Are you new to the world of boating? If so, welcome! We are sure you are going to enjoy yourself out there on the water. Before you head out, though, it is very important you get familiar with the basics. Our team at CraigCat want to make sure you properly know how to anchor. You can’t go fishing if you are floating all across the lake. We are the professionals to trust, Orlando. We sell everything from compact boats, to equipment.
Small Boat Anchoring
Many boaters, whether fishing, swimming, or socializing aboard, spend their best hours anchored rather than underway. It doesn’t help you cause if you are floating everywhere the water pushes you. With that in mind, let us look at ways to keep your time at anchor comfortable and safe. The photos that follow illustrate tips for anchoring small boats for short periods of time; as the size and displacement of the boat increase, you’ll need a heavier ground tackle and different techniques to manage it. This is necessary with all compact boats.
Our Simple Steps To Anchor
- Find A Good Spot
- A good anchorage offers protection from wind and waves, swinging room, and a quality bottom. Choosing an anchorage that’s protected from waves is the best insurance against dragging, as the loads from a pitching bow increase the likelihood of dragging an anchor.
- Make sure your anchor works for the particular bottom; the lightweight fluke-style anchor shown here works best in sand or mud; it wouldn’t work well on a grassy, rocky, or hard-clay bottom.
- Prepare For Anchoring
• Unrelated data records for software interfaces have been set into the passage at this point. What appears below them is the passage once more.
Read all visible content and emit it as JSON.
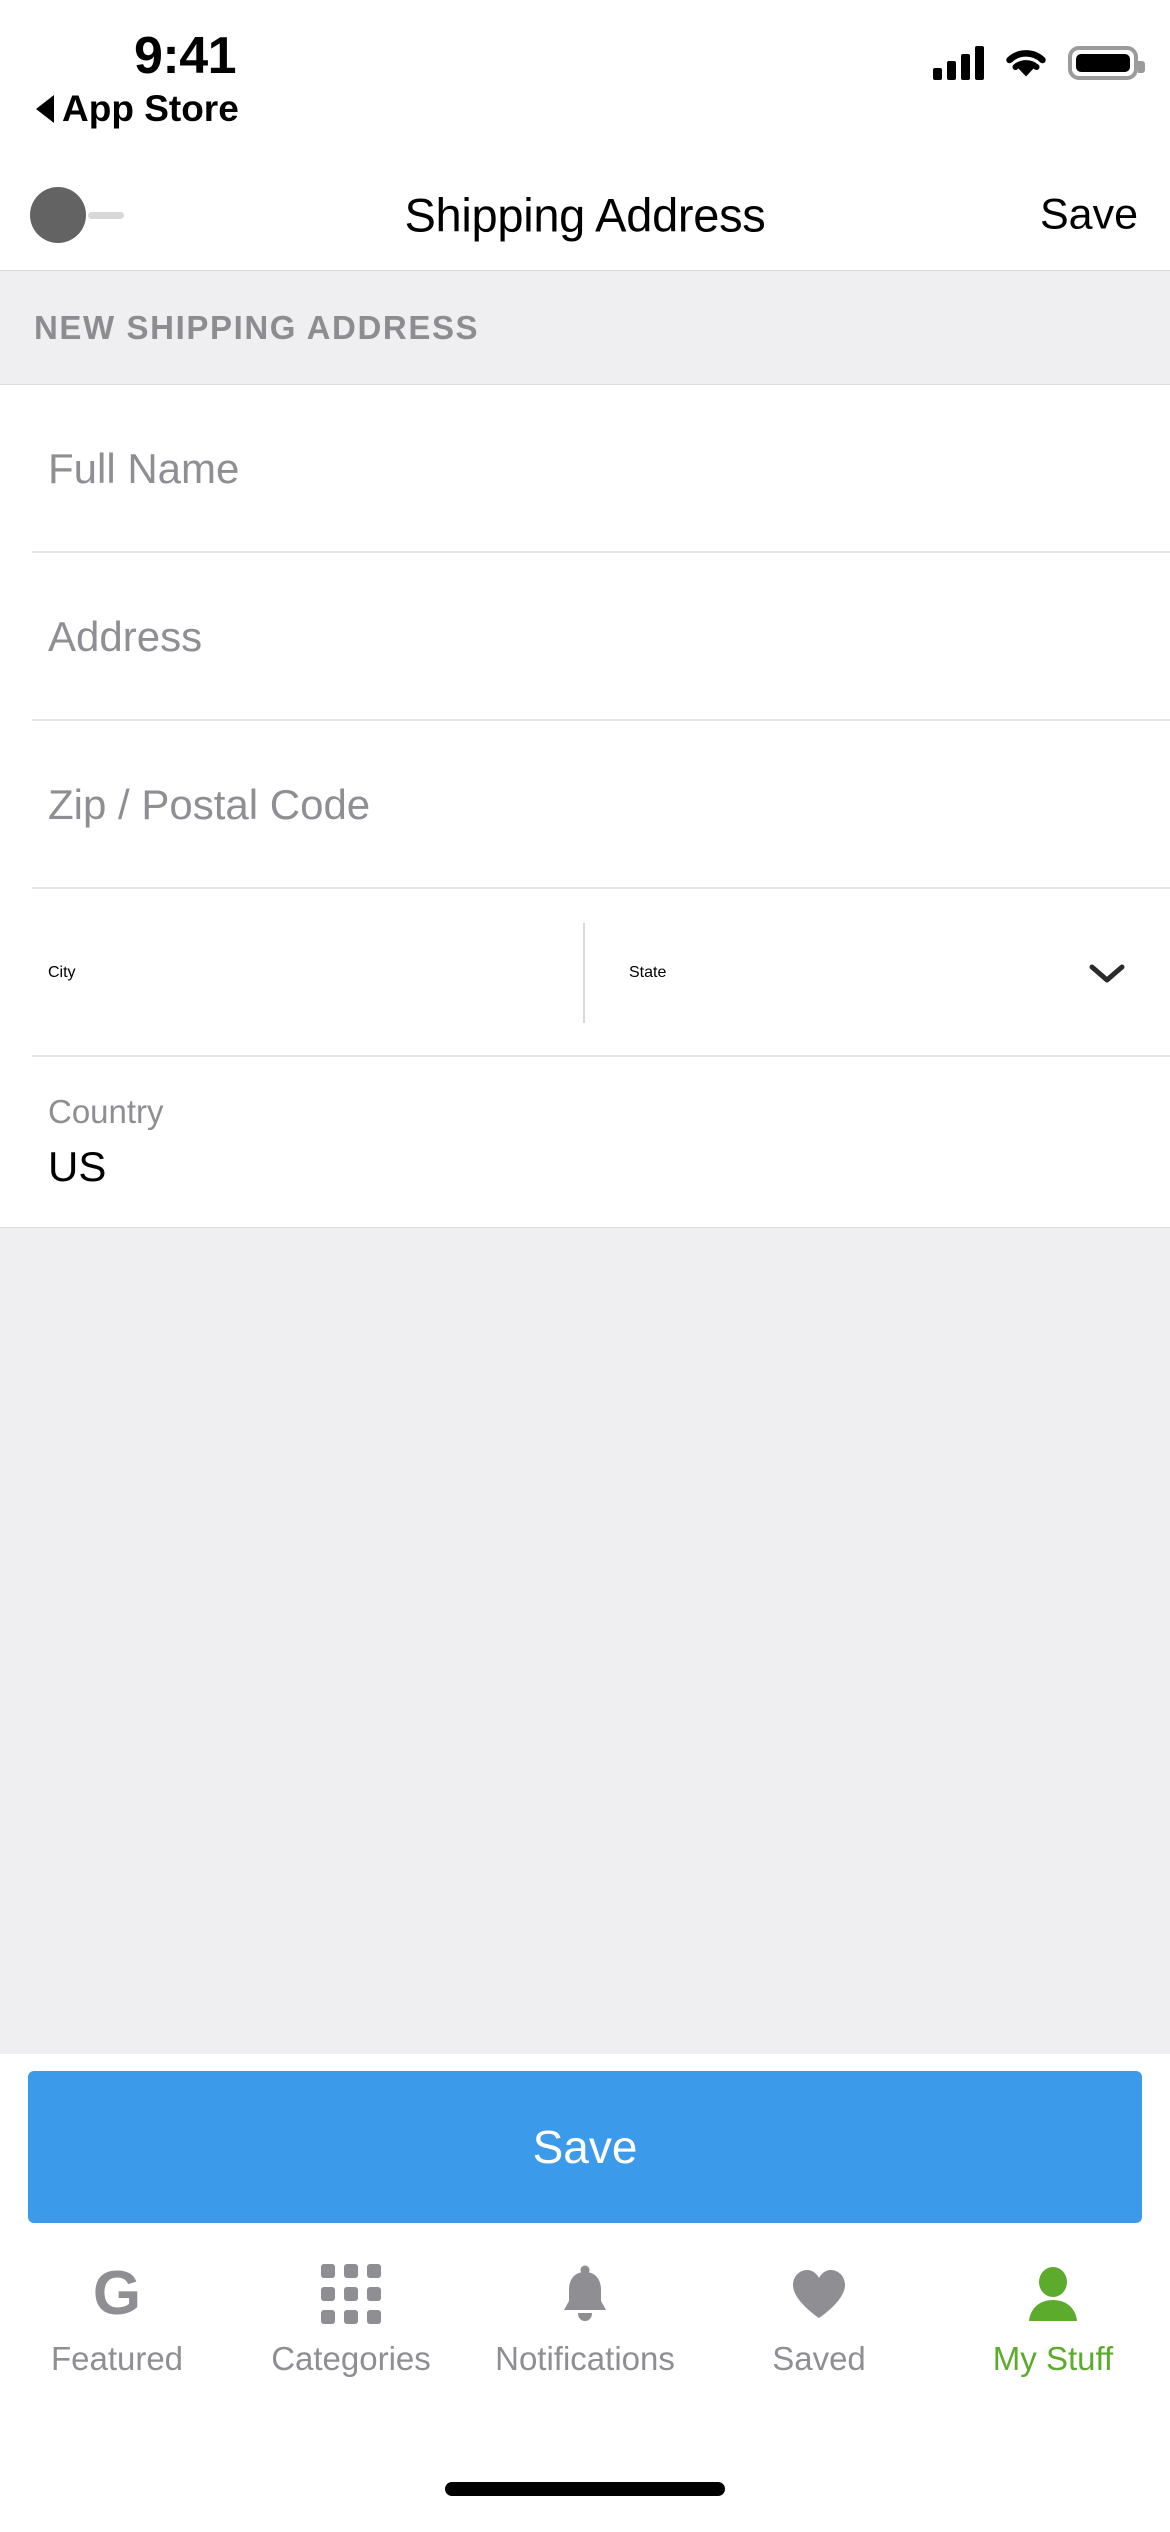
{
  "status_bar": {
    "time": "9:41",
    "back_label": "App Store",
    "signal_icon": "cellular-signal-icon",
    "wifi_icon": "wifi-icon",
    "battery_icon": "battery-full-icon"
  },
  "nav_bar": {
    "title": "Shipping Address",
    "save_label": "Save",
    "left_placeholder_icon": "avatar-placeholder-icon"
  },
  "section": {
    "header": "NEW SHIPPING ADDRESS"
  },
  "form": {
    "full_name": {
      "placeholder": "Full Name",
      "value": ""
    },
    "address": {
      "placeholder": "Address",
      "value": ""
    },
    "zip": {
      "placeholder": "Zip / Postal Code",
      "value": ""
    },
    "city": {
      "placeholder": "City",
      "value": ""
    },
    "state": {
      "placeholder": "State",
      "value": "",
      "chevron_icon": "chevron-down-icon"
    },
    "country": {
      "label": "Country",
      "value": "US"
    }
  },
  "cta": {
    "save_label": "Save",
    "color": "#3b9ae9"
  },
  "tab_bar": {
    "active_color": "#5cab2c",
    "inactive_color": "#8e8e93",
    "tabs": [
      {
        "label": "Featured",
        "icon": "g-logo-icon",
        "active": false
      },
      {
        "label": "Categories",
        "icon": "grid-icon",
        "active": false
      },
      {
        "label": "Notifications",
        "icon": "bell-icon",
        "active": false
      },
      {
        "label": "Saved",
        "icon": "heart-icon",
        "active": false
      },
      {
        "label": "My Stuff",
        "icon": "person-icon",
        "active": true
      }
    ]
  },
  "home_indicator": {
    "icon": "home-indicator-bar"
  }
}
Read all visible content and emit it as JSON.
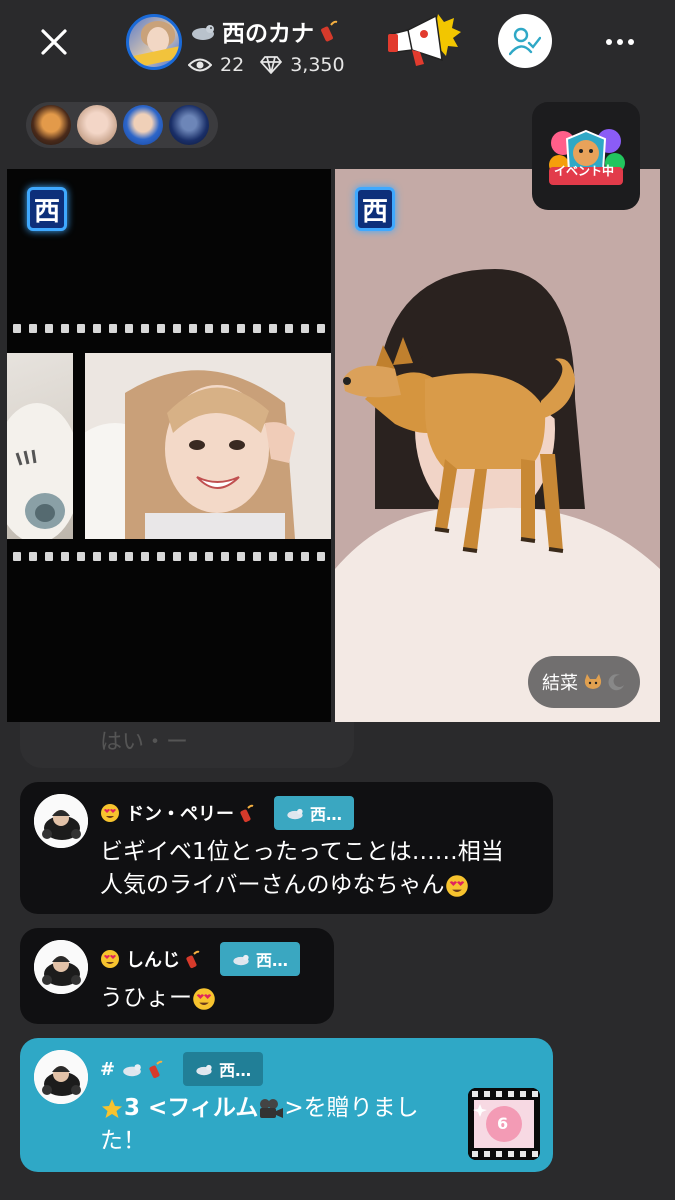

- Before the anchor goes over the bow, make sure you have plenty of rode and that it’s free of tangles and ready to run. Anchor rode where length is marked ahead of time helps you determine how much to put out. A length of chain helps weigh the rode down at the anchor for better holding. When you are ready to set, the boat should be motionless or drifting very slowly astern. Any forward motion will knock the anchor against the boat’s stem.
- Drop The Hook
- Pick a spot to drop anchor, keeping in mind where you want the boat to end up and that the anchor will drag a short distance before it sets. As the boat drifts back, lower the anchor slowly to the bottom, then gently pay out the rode. This will prevent the chain from piling up in a heap. If the anchor and rode all pay out in one line, free of tangles, everything should be ready to set it securely in the bottom. Take a turn around a cleat and snub it off every now and then to let the tackle straighten out.
- Pay Out The Proper Scope
- Most adult arm spans are between five and six feet across, so you can quickly pay out a 5:1 scope by counting the same number of arm spans of anchor rode as the water depth plus your bow height.
- Add the depth of the water to the height of the bow above the waterline. Then, multiply that total by 5, and pay out that amount of rode for a “lunch hook” when you will be aboard in calm conditions.
- Your anchor holds best when the load on it is horizontal, not vertical, so you will have to let out enough scope to accomplish that.
- Set The Hook
- Once you’ve let out ample scope, let the boat settle back on the anchor to straighten out the rode. A gentle breeze or a mild current may be sufficient for this step. If it’s absolutely still, use the engine with just a touch of reverse. Pause and take a good look around, especially abeam; note your position relative to other fixed objects.
- Now put the engine in SLOW reverse. You can expect to move slightly astern as the anchor and rode set themselves and stretch out. Soon, though, the boat should settle in a fixed position. If the boat’s position is fixed, you should see prop wash near the stern, and your anchor rode should be straight and taut.
- To thoroughly set the anchor, with the engine still in reverse, increase the rpm. If the boat stays put, you can rest easy, knowing you’re hooked. Check your swinging room again, assuming that the wind or current might come from any direction.
- When it comes time to move on, you will need to apply a vertical load to your anchor rode to break the anchor free. This means moving gently forward with the engine, and if you don’t have a windlass, gathering aboard as much rode as you can by hand.
- Beware of keeping the rode out of the propeller and rudder, and communicate the position of the rode with the person on the helm if visibility is blocked. Once the rode is directly below the bow of the boat, take a turn on a cleat. Then, signal the helmsperson to put the engine in slow forward. The anchor should break free; if it doesn’t, apply a little more throttle.
- Once the anchor is free, go back into neutral. Bring the anchor and rode aboard, taking care not to damage the hull, and rinse off any mud. Coil and stow the rode, and you’re ready for your next anchorage.
Call Us Today
If you need assistance when it comes to how to properly anchor, CraigCat is here to help. We take pride in being the top dealer of compact boats in Orlando. Call or visit us today for more information.